* [Exercise aim]: The expected output is an exact copy of the lines from the one containing "Read all visible content and emit it as JSON." to the final line below, minus any pictures.

* [Data under study]:
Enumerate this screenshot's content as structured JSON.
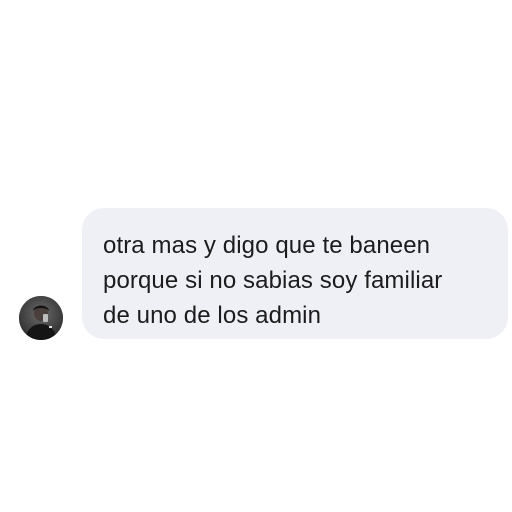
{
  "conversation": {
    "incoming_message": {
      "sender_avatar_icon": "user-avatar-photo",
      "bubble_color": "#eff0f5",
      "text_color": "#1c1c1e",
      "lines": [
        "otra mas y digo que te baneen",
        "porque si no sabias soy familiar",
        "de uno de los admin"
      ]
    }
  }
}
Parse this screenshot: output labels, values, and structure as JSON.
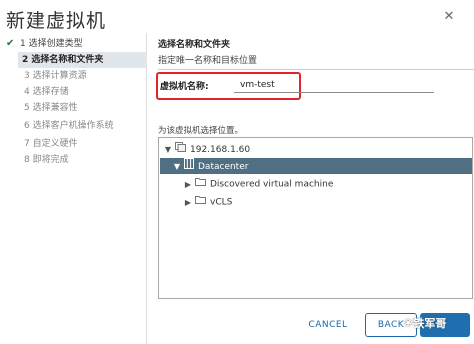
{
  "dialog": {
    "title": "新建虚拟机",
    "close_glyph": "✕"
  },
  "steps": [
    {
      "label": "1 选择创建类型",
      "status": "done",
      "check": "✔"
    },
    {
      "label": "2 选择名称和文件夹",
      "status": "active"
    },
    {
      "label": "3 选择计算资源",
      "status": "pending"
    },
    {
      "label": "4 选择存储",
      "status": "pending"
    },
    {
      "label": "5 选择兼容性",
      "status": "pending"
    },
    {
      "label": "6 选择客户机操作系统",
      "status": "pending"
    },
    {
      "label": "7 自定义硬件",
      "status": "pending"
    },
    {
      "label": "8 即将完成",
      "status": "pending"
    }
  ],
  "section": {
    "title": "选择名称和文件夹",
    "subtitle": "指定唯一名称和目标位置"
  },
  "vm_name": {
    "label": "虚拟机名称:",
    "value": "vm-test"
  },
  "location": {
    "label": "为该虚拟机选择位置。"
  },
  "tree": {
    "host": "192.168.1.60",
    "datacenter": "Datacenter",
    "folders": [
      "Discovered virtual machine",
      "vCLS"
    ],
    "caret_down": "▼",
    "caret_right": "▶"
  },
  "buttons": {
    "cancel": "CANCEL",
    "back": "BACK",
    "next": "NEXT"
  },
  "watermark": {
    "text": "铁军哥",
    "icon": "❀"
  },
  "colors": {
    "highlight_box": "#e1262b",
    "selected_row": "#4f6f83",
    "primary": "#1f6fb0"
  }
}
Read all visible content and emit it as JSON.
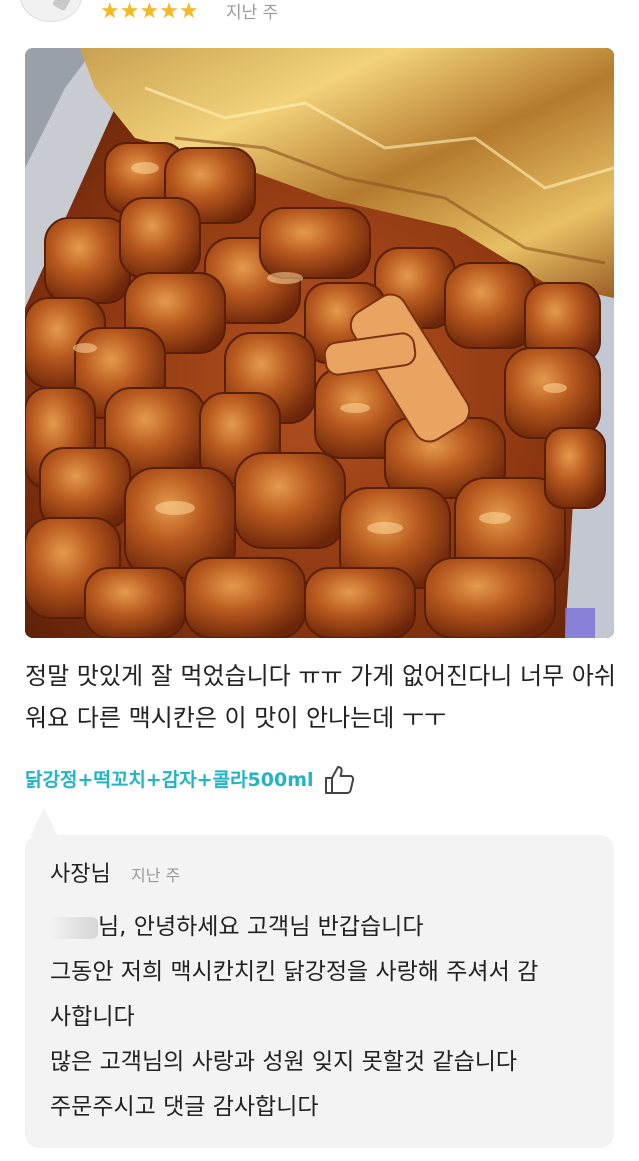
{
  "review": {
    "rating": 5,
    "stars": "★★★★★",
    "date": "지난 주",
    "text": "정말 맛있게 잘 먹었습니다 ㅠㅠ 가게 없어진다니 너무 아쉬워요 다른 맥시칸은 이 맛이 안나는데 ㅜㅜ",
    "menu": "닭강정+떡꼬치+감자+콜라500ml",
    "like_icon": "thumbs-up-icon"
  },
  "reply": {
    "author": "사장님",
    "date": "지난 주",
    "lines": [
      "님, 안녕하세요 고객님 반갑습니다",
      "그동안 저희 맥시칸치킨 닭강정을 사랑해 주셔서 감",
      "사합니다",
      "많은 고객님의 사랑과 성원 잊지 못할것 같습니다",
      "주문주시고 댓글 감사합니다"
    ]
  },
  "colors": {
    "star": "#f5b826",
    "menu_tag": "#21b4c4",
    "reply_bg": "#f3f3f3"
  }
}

* [Result below]:
Read all visible content and emit it as JSON.
{
  "review": {
    "rating": 5,
    "stars": "★★★★★",
    "date": "지난 주",
    "text": "정말 맛있게 잘 먹었습니다 ㅠㅠ 가게 없어진다니 너무 아쉬워요 다른 맥시칸은 이 맛이 안나는데 ㅜㅜ",
    "menu": "닭강정+떡꼬치+감자+콜라500ml",
    "like_icon": "thumbs-up-icon"
  },
  "reply": {
    "author": "사장님",
    "date": "지난 주",
    "lines": [
      "님, 안녕하세요 고객님 반갑습니다",
      "그동안 저희 맥시칸치킨 닭강정을 사랑해 주셔서 감",
      "사합니다",
      "많은 고객님의 사랑과 성원 잊지 못할것 같습니다",
      "주문주시고 댓글 감사합니다"
    ]
  },
  "colors": {
    "star": "#f5b826",
    "menu_tag": "#21b4c4",
    "reply_bg": "#f3f3f3"
  }
}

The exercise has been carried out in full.